◆ Exercise objective: Copy all the records word for word, apart from any pictures.

━━ Records for the task

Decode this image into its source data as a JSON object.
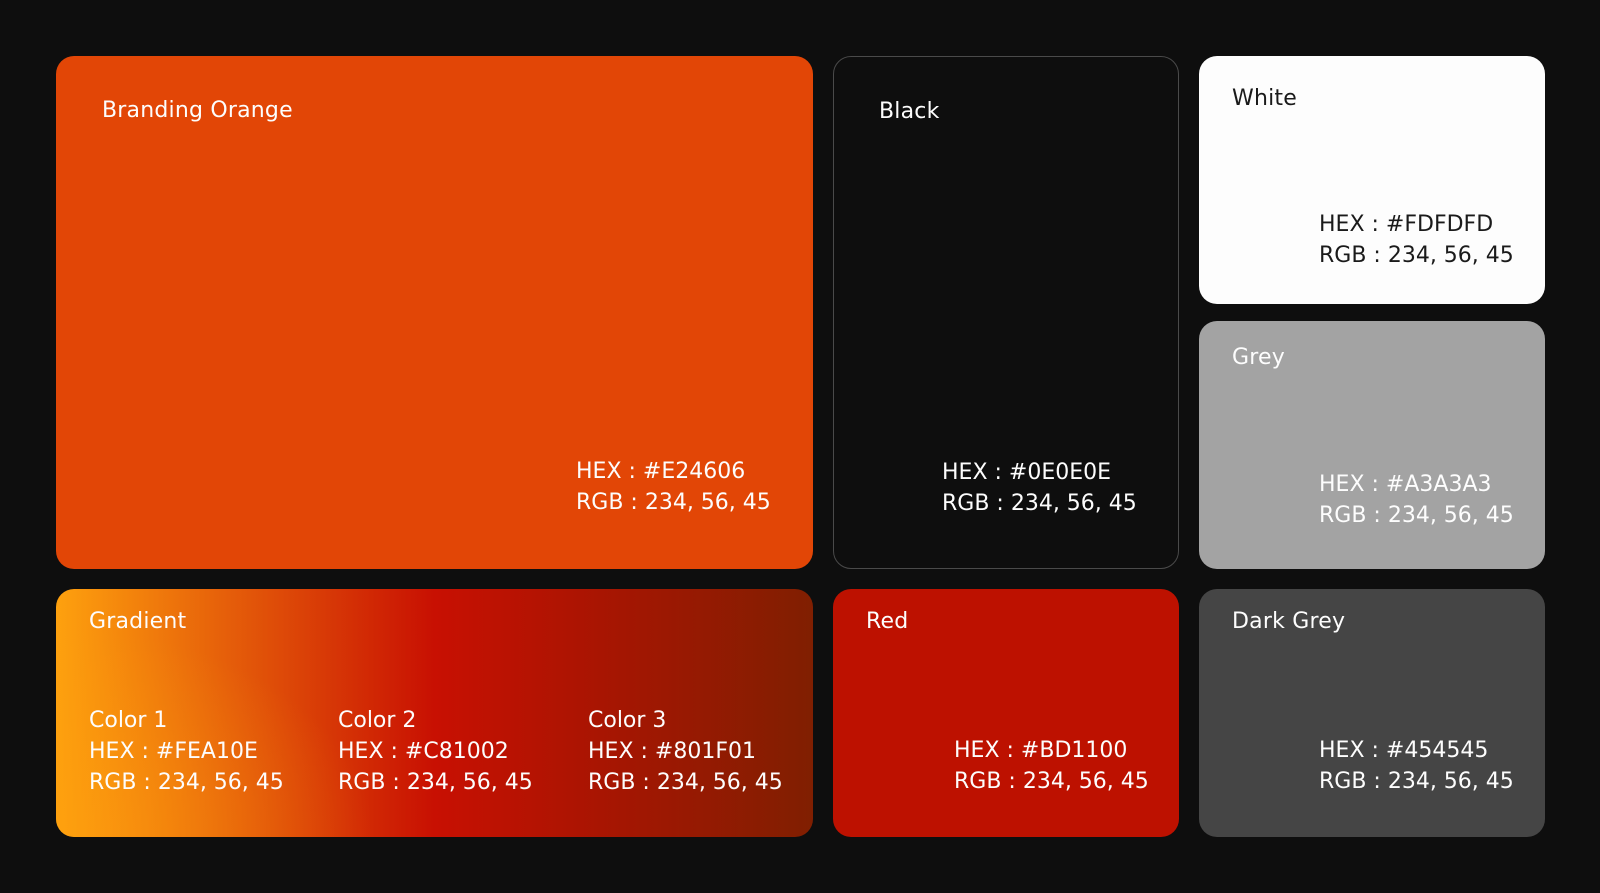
{
  "palette": {
    "branding_orange": {
      "name": "Branding Orange",
      "hex": "HEX : #E24606",
      "rgb": "RGB : 234, 56, 45",
      "color": "#E24606"
    },
    "black": {
      "name": "Black",
      "hex": "HEX : #0E0E0E",
      "rgb": "RGB : 234, 56, 45",
      "color": "#0E0E0E"
    },
    "white": {
      "name": "White",
      "hex": "HEX : #FDFDFD",
      "rgb": "RGB : 234, 56, 45",
      "color": "#FDFDFD"
    },
    "grey": {
      "name": "Grey",
      "hex": "HEX : #A3A3A3",
      "rgb": "RGB : 234, 56, 45",
      "color": "#A3A3A3"
    },
    "gradient": {
      "name": "Gradient",
      "stops": [
        {
          "label": "Color 1",
          "hex": "HEX : #FEA10E",
          "rgb": "RGB : 234, 56, 45",
          "color": "#FEA10E"
        },
        {
          "label": "Color 2",
          "hex": "HEX : #C81002",
          "rgb": "RGB : 234, 56, 45",
          "color": "#C81002"
        },
        {
          "label": "Color 3",
          "hex": "HEX : #801F01",
          "rgb": "RGB : 234, 56, 45",
          "color": "#801F01"
        }
      ]
    },
    "red": {
      "name": "Red",
      "hex": "HEX : #BD1100",
      "rgb": "RGB : 234, 56, 45",
      "color": "#BD1100"
    },
    "dark_grey": {
      "name": "Dark Grey",
      "hex": "HEX : #454545",
      "rgb": "RGB : 234, 56, 45",
      "color": "#454545"
    }
  }
}
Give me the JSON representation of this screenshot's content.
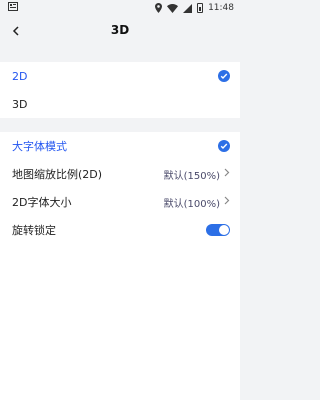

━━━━

◆ Written answer:
Decode this image into its source data as a JSON object.
{
  "palette": {
    "branding_orange": {
      "name": "Branding Orange",
      "hex": "HEX : #E24606",
      "rgb": "RGB : 234, 56, 45",
      "color": "#E24606"
    },
    "black": {
      "name": "Black",
      "hex": "HEX : #0E0E0E",
      "rgb": "RGB : 234, 56, 45",
      "color": "#0E0E0E"
    },
    "white": {
      "name": "White",
      "hex": "HEX : #FDFDFD",
      "rgb": "RGB : 234, 56, 45",
      "color": "#FDFDFD"
    },
    "grey": {
      "name": "Grey",
      "hex": "HEX : #A3A3A3",
      "rgb": "RGB : 234, 56, 45",
      "color": "#A3A3A3"
    },
    "gradient": {
      "name": "Gradient",
      "stops": [
        {
          "label": "Color 1",
          "hex": "HEX : #FEA10E",
          "rgb": "RGB : 234, 56, 45",
          "color": "#FEA10E"
        },
        {
          "label": "Color 2",
          "hex": "HEX : #C81002",
          "rgb": "RGB : 234, 56, 45",
          "color": "#C81002"
        },
        {
          "label": "Color 3",
          "hex": "HEX : #801F01",
          "rgb": "RGB : 234, 56, 45",
          "color": "#801F01"
        }
      ]
    },
    "red": {
      "name": "Red",
      "hex": "HEX : #BD1100",
      "rgb": "RGB : 234, 56, 45",
      "color": "#BD1100"
    },
    "dark_grey": {
      "name": "Dark Grey",
      "hex": "HEX : #454545",
      "rgb": "RGB : 234, 56, 45",
      "color": "#454545"
    }
  }
}
Give me the JSON representation of this screenshot's content.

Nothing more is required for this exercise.